[Data about app and page elements]
___

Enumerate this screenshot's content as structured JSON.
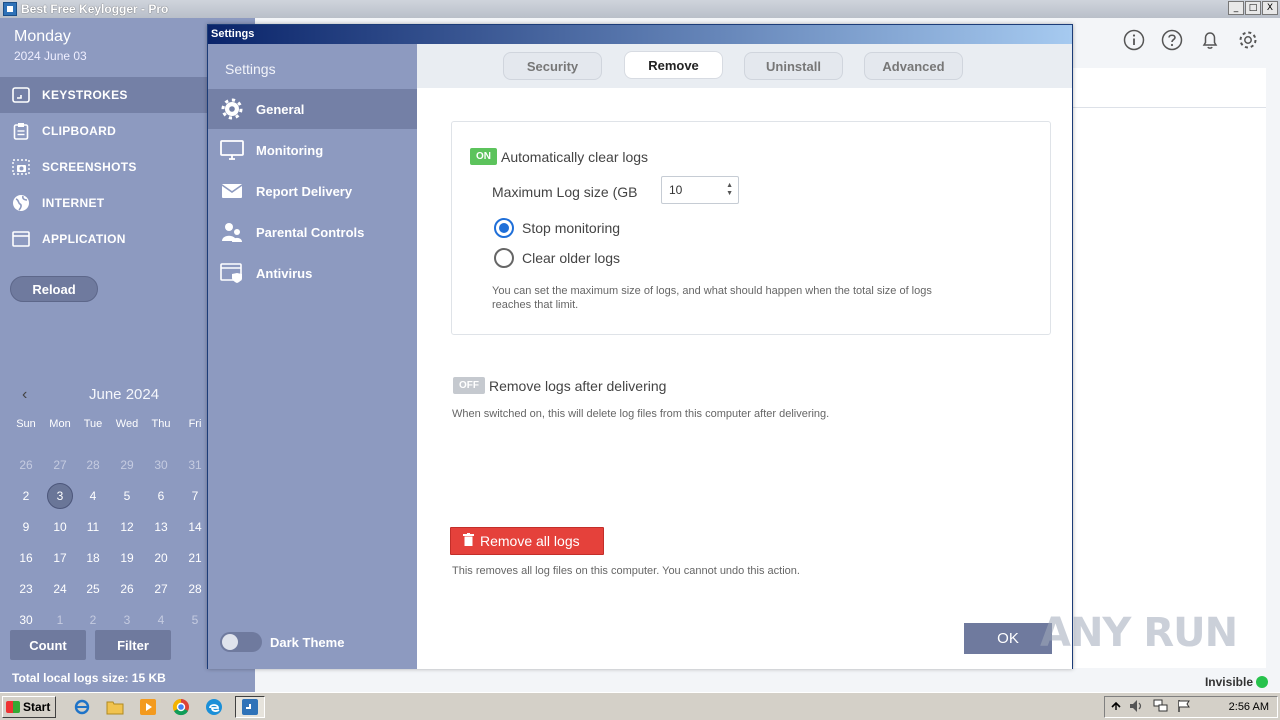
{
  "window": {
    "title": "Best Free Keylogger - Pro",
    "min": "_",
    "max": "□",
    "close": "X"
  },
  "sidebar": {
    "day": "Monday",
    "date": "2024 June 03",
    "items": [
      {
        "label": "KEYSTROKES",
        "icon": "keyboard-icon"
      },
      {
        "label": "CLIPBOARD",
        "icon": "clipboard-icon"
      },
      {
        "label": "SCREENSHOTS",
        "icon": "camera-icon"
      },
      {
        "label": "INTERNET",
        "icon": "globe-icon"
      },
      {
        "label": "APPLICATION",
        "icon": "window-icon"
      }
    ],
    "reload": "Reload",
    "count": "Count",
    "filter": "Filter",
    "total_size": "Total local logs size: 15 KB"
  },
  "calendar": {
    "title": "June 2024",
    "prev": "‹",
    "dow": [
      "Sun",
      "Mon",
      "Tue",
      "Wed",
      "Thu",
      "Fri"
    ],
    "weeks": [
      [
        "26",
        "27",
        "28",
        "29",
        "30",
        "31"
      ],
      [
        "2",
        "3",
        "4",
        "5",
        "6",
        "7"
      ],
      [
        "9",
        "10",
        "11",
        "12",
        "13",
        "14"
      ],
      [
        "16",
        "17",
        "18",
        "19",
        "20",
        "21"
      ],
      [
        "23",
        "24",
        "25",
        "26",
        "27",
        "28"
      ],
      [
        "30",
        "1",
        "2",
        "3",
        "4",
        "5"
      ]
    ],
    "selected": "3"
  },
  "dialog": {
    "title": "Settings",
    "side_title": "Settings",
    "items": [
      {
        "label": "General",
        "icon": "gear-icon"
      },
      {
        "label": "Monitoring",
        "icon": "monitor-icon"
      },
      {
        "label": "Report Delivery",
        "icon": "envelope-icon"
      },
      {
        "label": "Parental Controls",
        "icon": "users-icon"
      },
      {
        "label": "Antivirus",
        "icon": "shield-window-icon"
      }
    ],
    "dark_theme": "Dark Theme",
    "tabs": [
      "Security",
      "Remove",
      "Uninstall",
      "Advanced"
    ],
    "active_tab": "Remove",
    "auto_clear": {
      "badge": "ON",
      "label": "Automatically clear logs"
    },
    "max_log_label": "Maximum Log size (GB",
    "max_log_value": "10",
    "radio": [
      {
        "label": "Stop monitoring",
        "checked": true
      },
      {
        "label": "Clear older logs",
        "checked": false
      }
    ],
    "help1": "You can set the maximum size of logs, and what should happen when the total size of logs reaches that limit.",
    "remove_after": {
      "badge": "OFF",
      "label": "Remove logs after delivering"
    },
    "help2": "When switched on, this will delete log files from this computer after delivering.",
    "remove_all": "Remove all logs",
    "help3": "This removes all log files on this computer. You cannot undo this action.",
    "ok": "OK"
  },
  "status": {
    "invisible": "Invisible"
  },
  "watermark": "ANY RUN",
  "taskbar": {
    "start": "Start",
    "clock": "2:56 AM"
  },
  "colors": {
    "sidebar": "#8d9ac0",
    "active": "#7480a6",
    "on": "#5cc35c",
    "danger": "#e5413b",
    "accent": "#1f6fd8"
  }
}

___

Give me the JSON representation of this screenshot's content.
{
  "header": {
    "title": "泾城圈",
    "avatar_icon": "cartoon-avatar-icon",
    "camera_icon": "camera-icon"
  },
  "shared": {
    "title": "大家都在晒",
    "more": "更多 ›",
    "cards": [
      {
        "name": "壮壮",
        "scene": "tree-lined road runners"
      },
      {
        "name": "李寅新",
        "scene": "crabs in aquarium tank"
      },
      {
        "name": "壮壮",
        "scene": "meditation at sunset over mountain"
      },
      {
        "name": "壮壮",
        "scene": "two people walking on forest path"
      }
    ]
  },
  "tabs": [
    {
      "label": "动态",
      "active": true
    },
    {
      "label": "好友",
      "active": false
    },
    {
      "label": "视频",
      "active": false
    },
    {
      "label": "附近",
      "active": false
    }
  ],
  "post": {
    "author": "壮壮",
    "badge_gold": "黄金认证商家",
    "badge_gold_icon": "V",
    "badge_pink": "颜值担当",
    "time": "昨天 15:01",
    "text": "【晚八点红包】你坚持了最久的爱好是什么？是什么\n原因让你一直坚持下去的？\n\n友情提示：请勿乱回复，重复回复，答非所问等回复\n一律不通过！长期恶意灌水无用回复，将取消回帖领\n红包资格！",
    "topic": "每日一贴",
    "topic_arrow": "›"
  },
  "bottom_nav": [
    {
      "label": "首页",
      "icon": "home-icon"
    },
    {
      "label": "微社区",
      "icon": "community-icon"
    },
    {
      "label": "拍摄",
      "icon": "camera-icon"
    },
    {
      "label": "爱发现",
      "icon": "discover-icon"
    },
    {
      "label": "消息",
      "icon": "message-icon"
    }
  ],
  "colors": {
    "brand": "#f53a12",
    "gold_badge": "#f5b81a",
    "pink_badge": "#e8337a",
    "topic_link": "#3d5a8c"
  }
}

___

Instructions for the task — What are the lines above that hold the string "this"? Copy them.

Exercise solution —
Enumerate this screenshot's content as structured JSON.
    "help2": "When switched on, this will delete log files from this computer after delivering.",
    "help3": "This removes all log files on this computer. You cannot undo this action.",
Give me the JSON representation of this screenshot's content.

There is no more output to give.